[MATERIAL FOR THIS EXERCISE Boundary: Start]
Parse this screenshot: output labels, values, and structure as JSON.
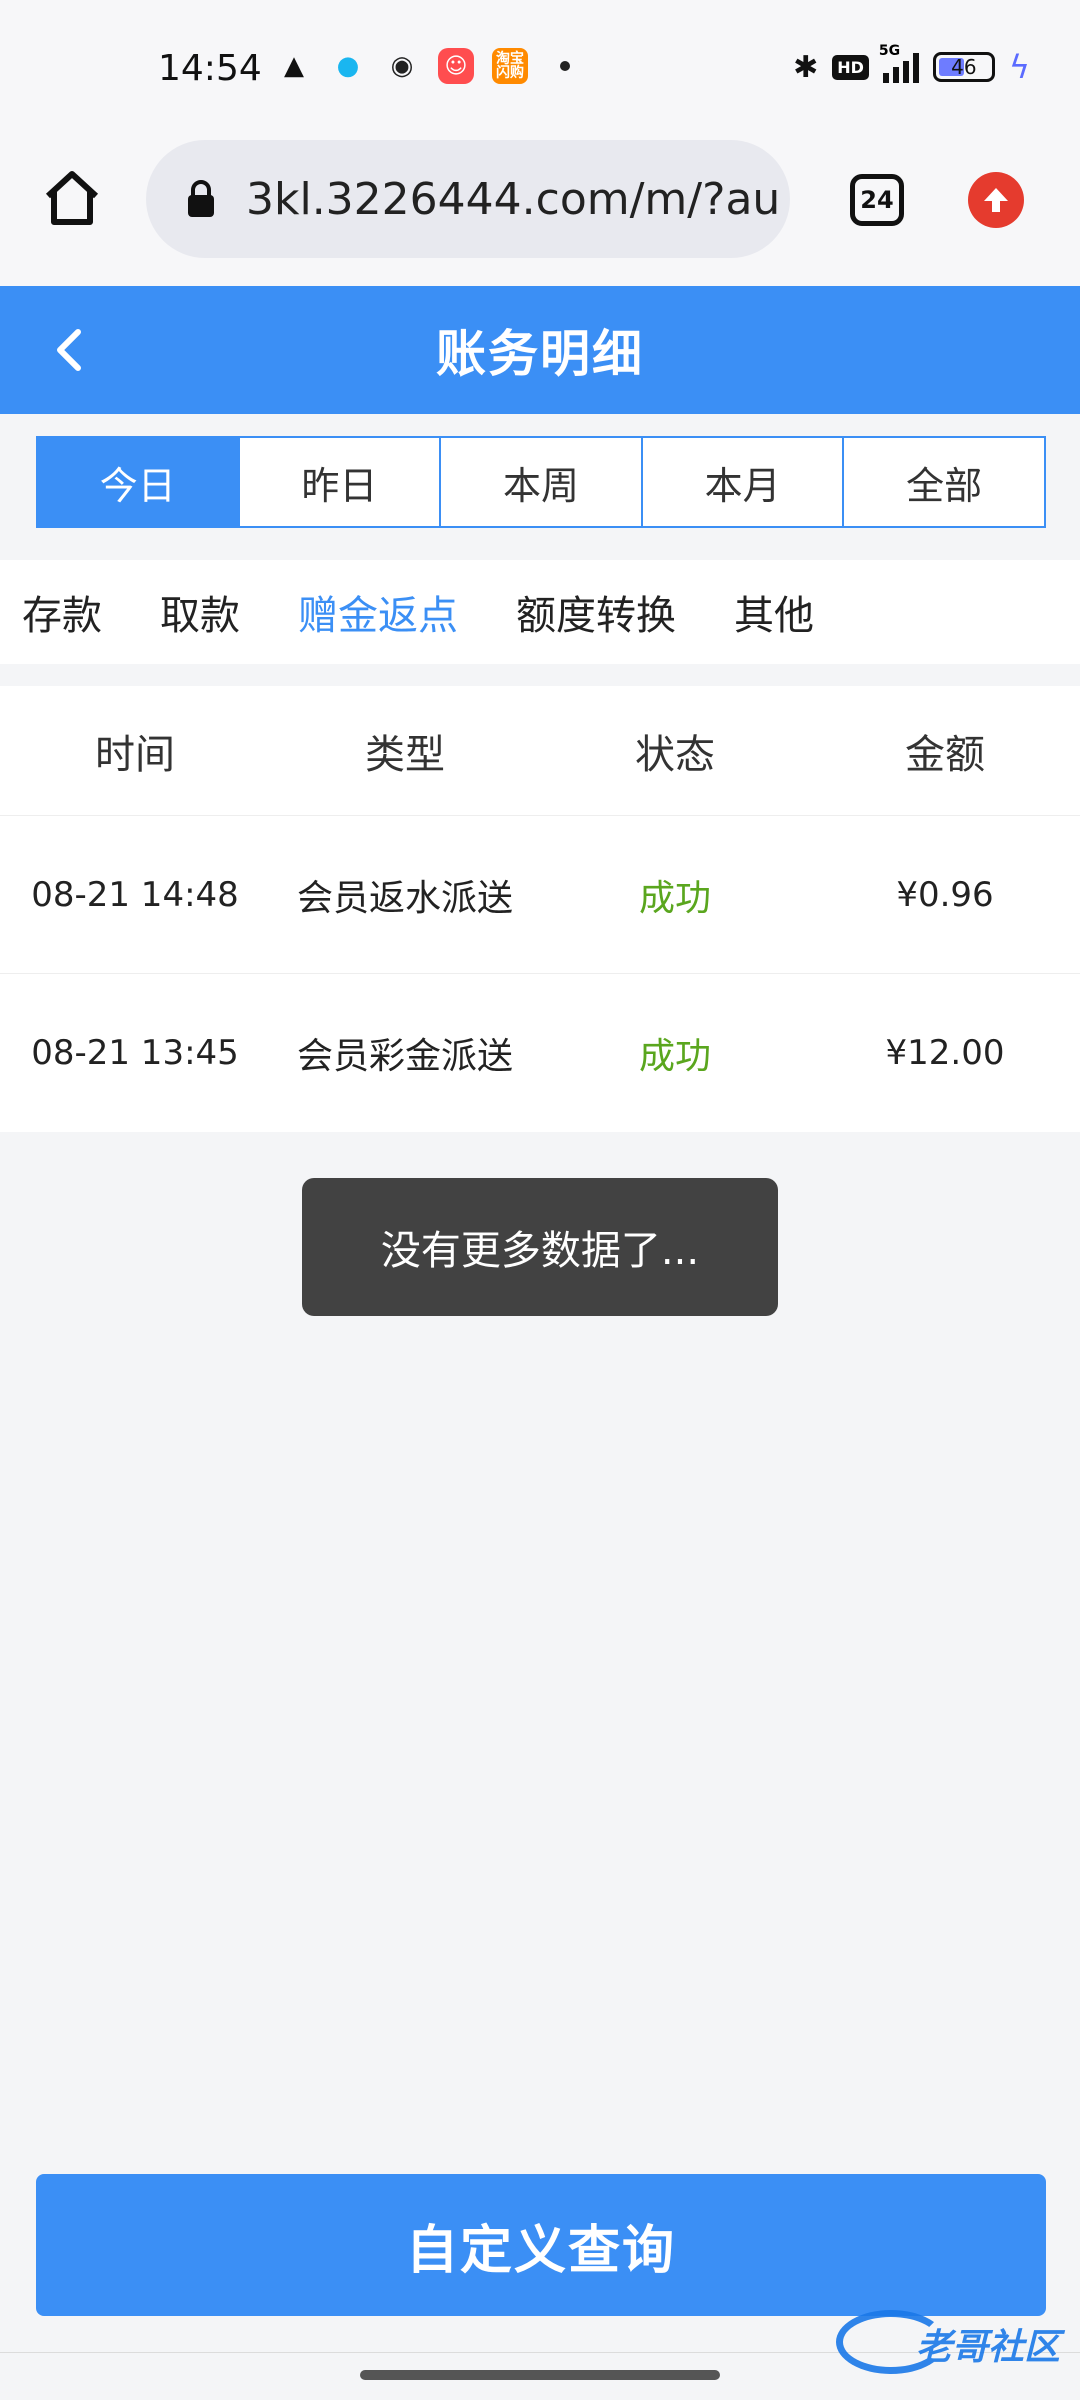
{
  "status_bar": {
    "time": "14:54",
    "battery": "46",
    "network": "5G",
    "hd": "HD",
    "taobao_label": "淘宝闪购"
  },
  "browser": {
    "url": "3kl.3226444.com/m/?au",
    "tab_count": "24"
  },
  "header": {
    "title": "账务明细"
  },
  "period_tabs": [
    {
      "label": "今日",
      "active": true
    },
    {
      "label": "昨日",
      "active": false
    },
    {
      "label": "本周",
      "active": false
    },
    {
      "label": "本月",
      "active": false
    },
    {
      "label": "全部",
      "active": false
    }
  ],
  "category_tabs": [
    {
      "label": "存款",
      "active": false
    },
    {
      "label": "取款",
      "active": false
    },
    {
      "label": "赠金返点",
      "active": true
    },
    {
      "label": "额度转换",
      "active": false
    },
    {
      "label": "其他",
      "active": false
    }
  ],
  "table": {
    "headers": [
      "时间",
      "类型",
      "状态",
      "金额"
    ],
    "rows": [
      {
        "time": "08-21 14:48",
        "type": "会员返水派送",
        "status": "成功",
        "amount": "¥0.96"
      },
      {
        "time": "08-21 13:45",
        "type": "会员彩金派送",
        "status": "成功",
        "amount": "¥12.00"
      }
    ]
  },
  "toast": {
    "message": "没有更多数据了..."
  },
  "query_button": {
    "label": "自定义查询"
  },
  "watermark": {
    "text": "老哥社区"
  },
  "colors": {
    "primary": "#3b8ff5",
    "success": "#5aa61e",
    "toast_bg": "#424242",
    "update_red": "#e53b2e"
  }
}
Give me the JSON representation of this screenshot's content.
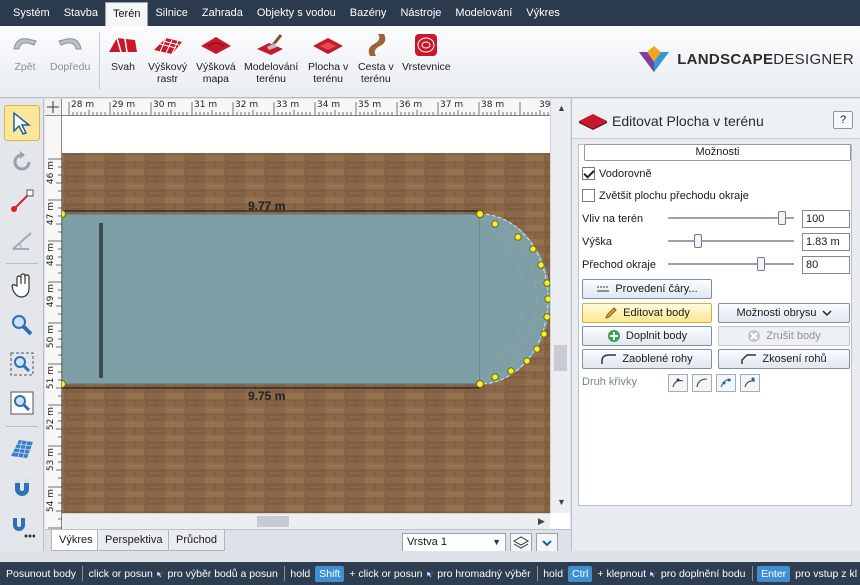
{
  "menu": [
    "Systém",
    "Stavba",
    "Terén",
    "Silnice",
    "Zahrada",
    "Objekty s vodou",
    "Bazény",
    "Nástroje",
    "Modelování",
    "Výkres"
  ],
  "menu_active": "Terén",
  "ribbon": {
    "back": "Zpět",
    "forward": "Dopředu",
    "slope": "Svah",
    "height_raster_1": "Výškový",
    "height_raster_2": "rastr",
    "height_map_1": "Výšková",
    "height_map_2": "mapa",
    "modeling_1": "Modelování",
    "modeling_2": "terénu",
    "area_1": "Plocha v",
    "area_2": "terénu",
    "path_1": "Cesta v",
    "path_2": "terénu",
    "contours": "Vrstevnice"
  },
  "logo": {
    "bold": "LANDSCAPE",
    "light": "DESIGNER"
  },
  "ruler": {
    "top": [
      "28 m",
      "29 m",
      "30 m",
      "31 m",
      "32 m",
      "33 m",
      "34 m",
      "35 m",
      "36 m",
      "37 m",
      "38 m",
      "39"
    ],
    "left": [
      "46 m",
      "47 m",
      "48 m",
      "49 m",
      "50 m",
      "51 m",
      "52 m",
      "53 m",
      "54 m"
    ]
  },
  "dims": {
    "top": "9.77 m",
    "bottom": "9.75 m"
  },
  "tabs": [
    "Výkres",
    "Perspektiva",
    "Průchod"
  ],
  "layer": "Vrstva 1",
  "panel": {
    "title": "Editovat Plocha v terénu",
    "help": "?",
    "options_tab": "Možnosti",
    "horizontal": "Vodorovně",
    "enlarge": "Zvětšit plochu přechodu okraje",
    "influence_label": "Vliv na terén",
    "influence_value": "100",
    "influence_level": 0.93,
    "height_label": "Výška",
    "height_value": "1.83 m",
    "height_level": 0.22,
    "edge_label": "Přechod okraje",
    "edge_value": "80",
    "edge_level": 0.75,
    "line_style": "Provedení čáry...",
    "edit_points": "Editovat body",
    "outline_options": "Možnosti obrysu",
    "add_points": "Doplnit body",
    "remove_points": "Zrušit body",
    "rounded_corners": "Zaoblené rohy",
    "bevel_corners": "Zkosení rohů",
    "curve_type": "Druh křivky"
  },
  "status": {
    "s1": "Posunout body",
    "s2": "click or posun",
    "s3": "pro výběr bodů a posun",
    "s4": "hold",
    "k1": "Shift",
    "s5": "+ click or posun",
    "s6": "pro hromadný výběr",
    "s7": "hold",
    "k2": "Ctrl",
    "s8": "+ klepnout",
    "s9": "pro doplnění bodu",
    "k3": "Enter",
    "s10": "pro vstup z kl"
  }
}
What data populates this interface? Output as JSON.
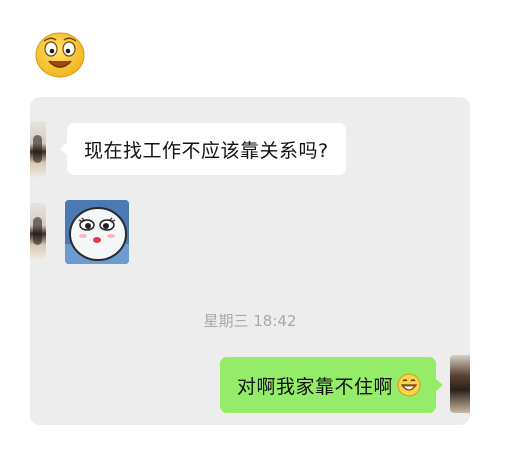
{
  "top_emoji": {
    "icon": "smiling-face-emoji-icon"
  },
  "chat": {
    "messages": [
      {
        "side": "left",
        "type": "text",
        "text": "现在找工作不应该靠关系吗?"
      },
      {
        "side": "left",
        "type": "sticker",
        "icon": "cute-ghost-sticker-icon"
      },
      {
        "type": "timestamp",
        "text": "星期三 18:42"
      },
      {
        "side": "right",
        "type": "text",
        "text": "对啊我家靠不住啊",
        "trailing_icon": "grinning-face-emoji-icon"
      }
    ]
  },
  "colors": {
    "panel_background": "#ededed",
    "incoming_bubble": "#ffffff",
    "outgoing_bubble": "#95ec69",
    "timestamp_text": "#a8a8a8"
  }
}
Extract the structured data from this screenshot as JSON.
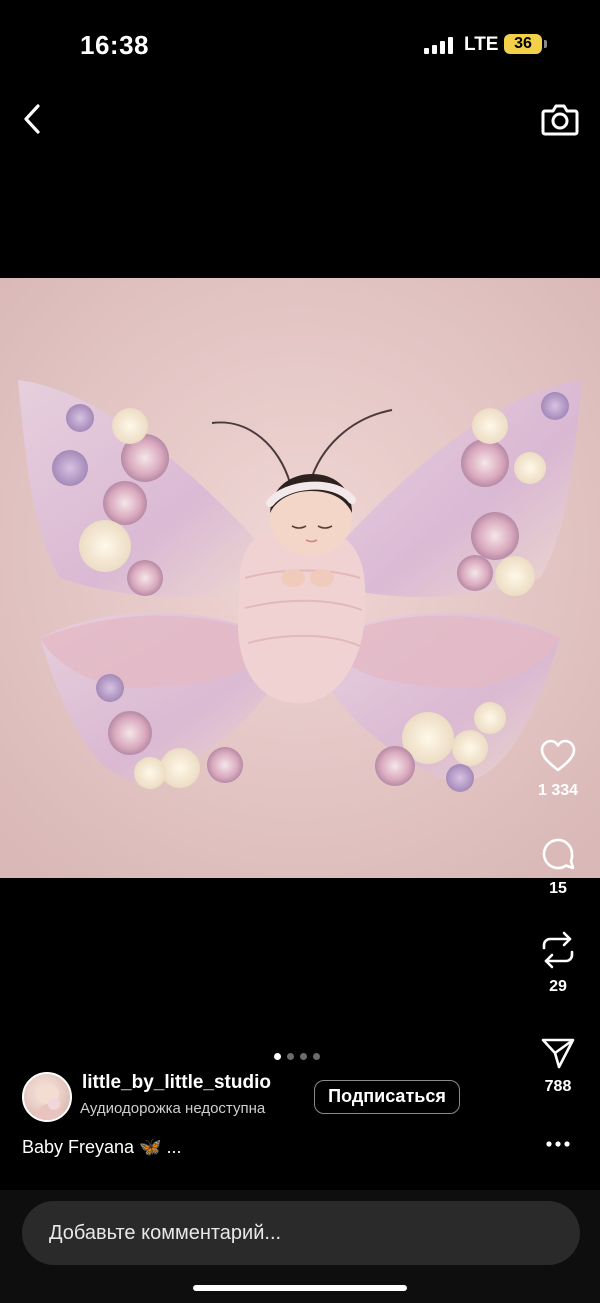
{
  "status_bar": {
    "time": "16:38",
    "network": "LTE",
    "battery": "36"
  },
  "nav": {
    "back_icon": "chevron-left-icon",
    "camera_icon": "camera-icon"
  },
  "post": {
    "media_icon": "photo-newborn-butterfly",
    "page_indicator": {
      "total": 4,
      "active": 1
    }
  },
  "actions": {
    "likes": "1 334",
    "comments": "15",
    "reposts": "29",
    "shares": "788"
  },
  "author": {
    "username": "little_by_little_studio",
    "audio": "Аудиодорожка недоступна",
    "follow_label": "Подписаться"
  },
  "caption": {
    "text": "Baby Freyana",
    "emoji": "🦋",
    "more": "..."
  },
  "comment": {
    "placeholder": "Добавьте комментарий..."
  },
  "colors": {
    "background": "#000000",
    "battery": "#f2d04a",
    "photo_backdrop": "#e6c9c8"
  }
}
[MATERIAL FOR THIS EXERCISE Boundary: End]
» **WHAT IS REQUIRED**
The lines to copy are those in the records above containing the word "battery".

» **RESPONSE BOX**
    "battery": "46",
    "battery": "36"
    "battery": "#f2d04a",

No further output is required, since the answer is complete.